> _Exercise_
In your reply, repeat every entry exactly and skip over each picture.

> _Extracted records_
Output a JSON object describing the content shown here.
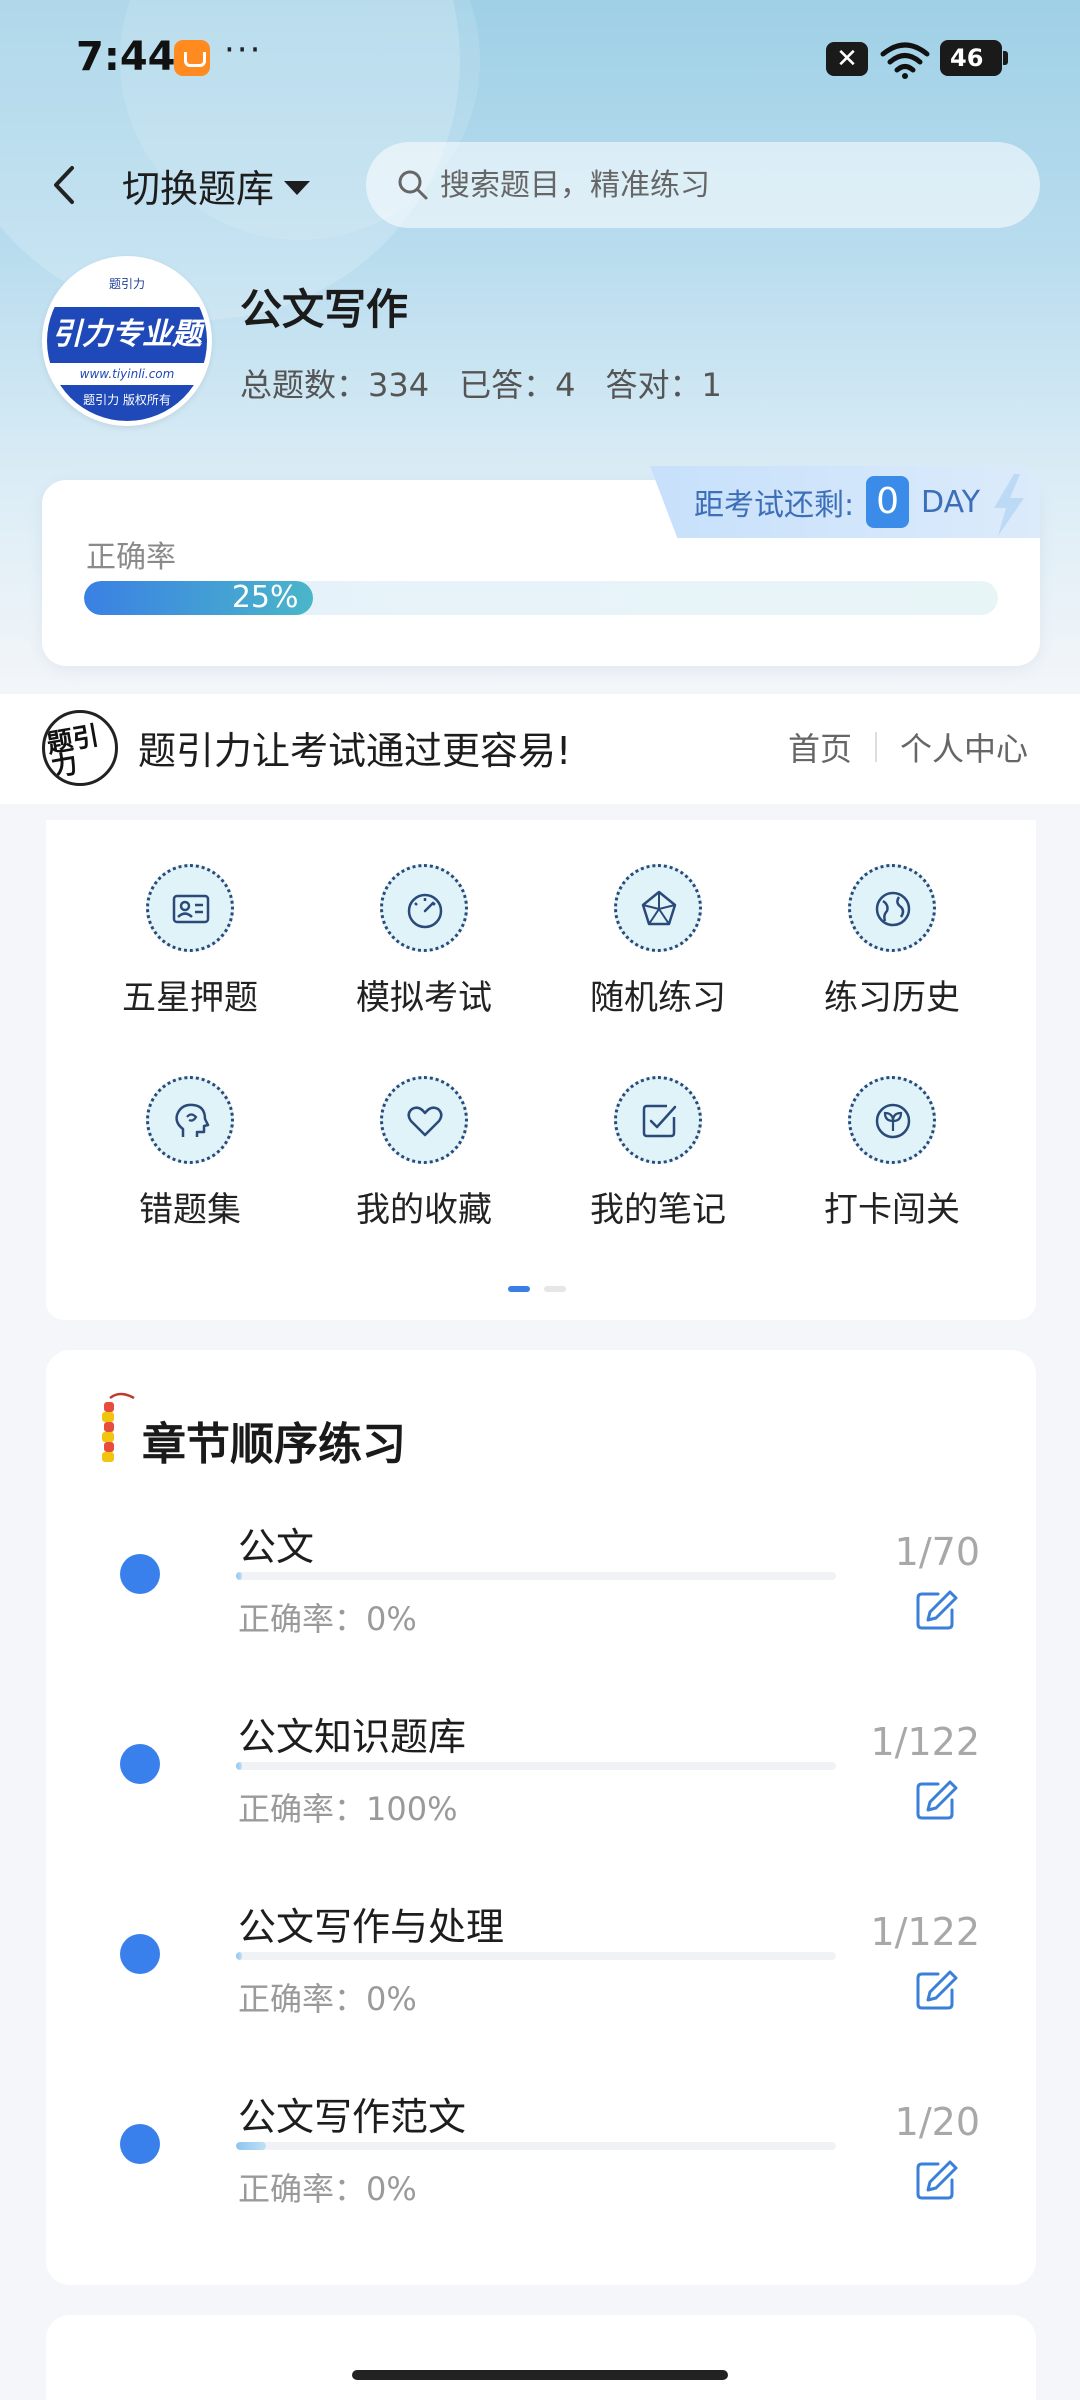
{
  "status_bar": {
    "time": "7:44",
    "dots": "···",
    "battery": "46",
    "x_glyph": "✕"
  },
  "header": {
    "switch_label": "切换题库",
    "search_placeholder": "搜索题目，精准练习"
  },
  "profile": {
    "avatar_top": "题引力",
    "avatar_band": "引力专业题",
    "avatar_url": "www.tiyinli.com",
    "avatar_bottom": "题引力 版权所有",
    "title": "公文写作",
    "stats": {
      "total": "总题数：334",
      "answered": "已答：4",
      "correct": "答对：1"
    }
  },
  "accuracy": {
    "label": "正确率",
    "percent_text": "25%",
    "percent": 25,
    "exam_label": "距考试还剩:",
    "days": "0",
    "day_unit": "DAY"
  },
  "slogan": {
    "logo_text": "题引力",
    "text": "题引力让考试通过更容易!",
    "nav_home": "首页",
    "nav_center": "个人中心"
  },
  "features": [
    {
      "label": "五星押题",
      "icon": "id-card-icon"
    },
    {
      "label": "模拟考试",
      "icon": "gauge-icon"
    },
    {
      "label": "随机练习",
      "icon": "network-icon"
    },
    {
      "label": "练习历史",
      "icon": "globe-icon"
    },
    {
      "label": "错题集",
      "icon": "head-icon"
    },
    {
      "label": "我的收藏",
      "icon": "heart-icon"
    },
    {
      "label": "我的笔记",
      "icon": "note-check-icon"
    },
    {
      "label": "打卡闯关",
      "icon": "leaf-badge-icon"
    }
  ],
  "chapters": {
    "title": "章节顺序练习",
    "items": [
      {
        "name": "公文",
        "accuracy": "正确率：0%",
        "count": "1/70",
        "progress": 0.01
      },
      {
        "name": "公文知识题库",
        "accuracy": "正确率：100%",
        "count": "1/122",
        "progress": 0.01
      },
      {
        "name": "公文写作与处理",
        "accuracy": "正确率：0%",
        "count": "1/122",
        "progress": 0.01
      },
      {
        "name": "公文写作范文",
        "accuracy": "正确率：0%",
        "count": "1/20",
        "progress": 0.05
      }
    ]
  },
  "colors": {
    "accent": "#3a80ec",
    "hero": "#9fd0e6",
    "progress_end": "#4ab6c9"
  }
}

> _The completed task_
Output a JSON object describing the content shown here.
{
  "status_bar": {
    "time": "7:44",
    "dots": "···",
    "battery": "46",
    "x_glyph": "✕"
  },
  "header": {
    "switch_label": "切换题库",
    "search_placeholder": "搜索题目，精准练习"
  },
  "profile": {
    "avatar_top": "题引力",
    "avatar_band": "引力专业题",
    "avatar_url": "www.tiyinli.com",
    "avatar_bottom": "题引力 版权所有",
    "title": "公文写作",
    "stats": {
      "total": "总题数：334",
      "answered": "已答：4",
      "correct": "答对：1"
    }
  },
  "accuracy": {
    "label": "正确率",
    "percent_text": "25%",
    "percent": 25,
    "exam_label": "距考试还剩:",
    "days": "0",
    "day_unit": "DAY"
  },
  "slogan": {
    "logo_text": "题引力",
    "text": "题引力让考试通过更容易!",
    "nav_home": "首页",
    "nav_center": "个人中心"
  },
  "features": [
    {
      "label": "五星押题",
      "icon": "id-card-icon"
    },
    {
      "label": "模拟考试",
      "icon": "gauge-icon"
    },
    {
      "label": "随机练习",
      "icon": "network-icon"
    },
    {
      "label": "练习历史",
      "icon": "globe-icon"
    },
    {
      "label": "错题集",
      "icon": "head-icon"
    },
    {
      "label": "我的收藏",
      "icon": "heart-icon"
    },
    {
      "label": "我的笔记",
      "icon": "note-check-icon"
    },
    {
      "label": "打卡闯关",
      "icon": "leaf-badge-icon"
    }
  ],
  "chapters": {
    "title": "章节顺序练习",
    "items": [
      {
        "name": "公文",
        "accuracy": "正确率：0%",
        "count": "1/70",
        "progress": 0.01
      },
      {
        "name": "公文知识题库",
        "accuracy": "正确率：100%",
        "count": "1/122",
        "progress": 0.01
      },
      {
        "name": "公文写作与处理",
        "accuracy": "正确率：0%",
        "count": "1/122",
        "progress": 0.01
      },
      {
        "name": "公文写作范文",
        "accuracy": "正确率：0%",
        "count": "1/20",
        "progress": 0.05
      }
    ]
  },
  "colors": {
    "accent": "#3a80ec",
    "hero": "#9fd0e6",
    "progress_end": "#4ab6c9"
  }
}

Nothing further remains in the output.